Flash-forward to my twenties, and that same anticipation and excitement was still swirling around within me, but now because of different reasons. I would have high expectations on how wonderful I would feel during holiday season. I imagined being filled with love, joy, happiness and contentment. I imagined and planned on getting along perfectly with my family and significant other. But unlike presents where I was only disappointed every so often, I was always disappointed because things would never go as expected.
So a few years ago, I decided to end this disappointment pattern and tried to have zero expectations regarding the holidays. I would just assume things were going to be ho hum and not get excited about anything. But this left me feeling empty and crappy. So what the heck is one to do??
I’m no expert in holiday happiness, but I have learned some things over the years about staying sane and disappointment-free during this crazy time of year and here they are:
3 Steps to Avoid Disappointment during the holidays

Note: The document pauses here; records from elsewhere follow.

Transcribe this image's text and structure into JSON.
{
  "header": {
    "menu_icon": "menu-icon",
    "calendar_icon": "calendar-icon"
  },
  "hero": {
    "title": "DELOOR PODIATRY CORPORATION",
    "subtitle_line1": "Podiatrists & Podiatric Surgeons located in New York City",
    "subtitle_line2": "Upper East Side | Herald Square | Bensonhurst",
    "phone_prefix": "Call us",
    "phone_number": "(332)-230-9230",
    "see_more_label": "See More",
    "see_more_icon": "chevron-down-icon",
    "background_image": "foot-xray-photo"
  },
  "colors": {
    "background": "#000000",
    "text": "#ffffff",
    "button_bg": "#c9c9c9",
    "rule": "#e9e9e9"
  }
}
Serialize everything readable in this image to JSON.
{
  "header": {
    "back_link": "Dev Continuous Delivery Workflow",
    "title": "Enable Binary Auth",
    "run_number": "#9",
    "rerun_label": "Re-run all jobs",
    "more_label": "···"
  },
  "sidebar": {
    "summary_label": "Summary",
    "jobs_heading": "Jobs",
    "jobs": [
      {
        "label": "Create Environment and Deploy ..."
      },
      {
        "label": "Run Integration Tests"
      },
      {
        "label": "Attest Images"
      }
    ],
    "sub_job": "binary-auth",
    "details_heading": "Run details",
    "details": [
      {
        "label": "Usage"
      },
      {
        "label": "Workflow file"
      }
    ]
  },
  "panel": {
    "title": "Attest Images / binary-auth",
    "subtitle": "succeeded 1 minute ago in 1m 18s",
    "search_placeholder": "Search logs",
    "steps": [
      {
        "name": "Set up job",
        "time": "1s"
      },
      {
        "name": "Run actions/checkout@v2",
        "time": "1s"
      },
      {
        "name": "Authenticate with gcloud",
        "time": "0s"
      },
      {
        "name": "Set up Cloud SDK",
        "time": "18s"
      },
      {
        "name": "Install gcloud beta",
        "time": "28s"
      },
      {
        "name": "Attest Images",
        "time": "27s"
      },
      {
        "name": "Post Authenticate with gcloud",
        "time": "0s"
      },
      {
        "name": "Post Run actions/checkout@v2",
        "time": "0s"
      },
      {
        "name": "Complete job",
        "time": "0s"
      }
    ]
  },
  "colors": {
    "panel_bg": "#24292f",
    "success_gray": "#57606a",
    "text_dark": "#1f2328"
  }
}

Here are a few examples of attachment: “If I don’t get make everyone at the office Christmas cookies like I always do I will let everyone down and it will be the worst Christmas ever”. OR “If I don’t have everyone over for Christmas brunch, it won’t even feel like Christmas and I will be heart broken”. When we associate a holiday with specific actions or events we create traditions. There is nothing wrong with traditions by themselves. But when they become so powerful that the disruption of them causes emotional distress and disappointment, there is a big problem. Emotionally attaching yourself so firmly to something that will eventually change (because everything always does) is a sure fire way to experience disappointment.
I know. It’s a totally overused phrase, but it’s so true. And even though I am sure you have heard this at one point or another you might be asking yourself, what the heck does that mean? Well, have you ever woken up the day after Christmas or Chanukah or may be even a week later and felt like you missed it? Like you didn’t even celebrate at all? This is a pretty good indication that you weren’t present during the actual celebration (or had one too many glasses of eggnog). Either way, you were physically present but mentally checked out. May be during Christmas dinner you were too busy thinking about which sales you were going to hit next day to spend quality time with your great grandmother, or you were too busy checking your Facebook to see if anyone has liked your Christmas photo yet and didn’t realize how adorable the kids looked when they sang Jingle Bells. If you wake up the day after a celebration feeling disappointed that it wasn’t what you had hoped it would be, you might want to consider leaving your smart phone in the car next year.
Yep. Good old mindfulness. So how does one apply this to a holiday celebration? Chances are you are going to be around other people during the holidays (just a guess). And chances are the people you’re going to be around are going to say something not so pleasant. And this not so pleasant thing that is said might be so rude and so inexcusable that it might just ruin your holiday, which leaves you feeling disappointed that your celebration was not all sunshine and rainbows. Acting mindfully in a situation like this can save you from disappointment. When your great Aunt Tilly tells you how much older you look, that you have an opportunity to practice mindfulness by not judging what she said. Simply observe or acknowledge the statement without a judgment and then let it go. I know. Way easier said than done. But, it can be done and if you want save yourself from disappointment it must be done.
So as the celebrations and parties begin, keep these tips in mind and stop the disappointment! Oh, and a little wine helps too.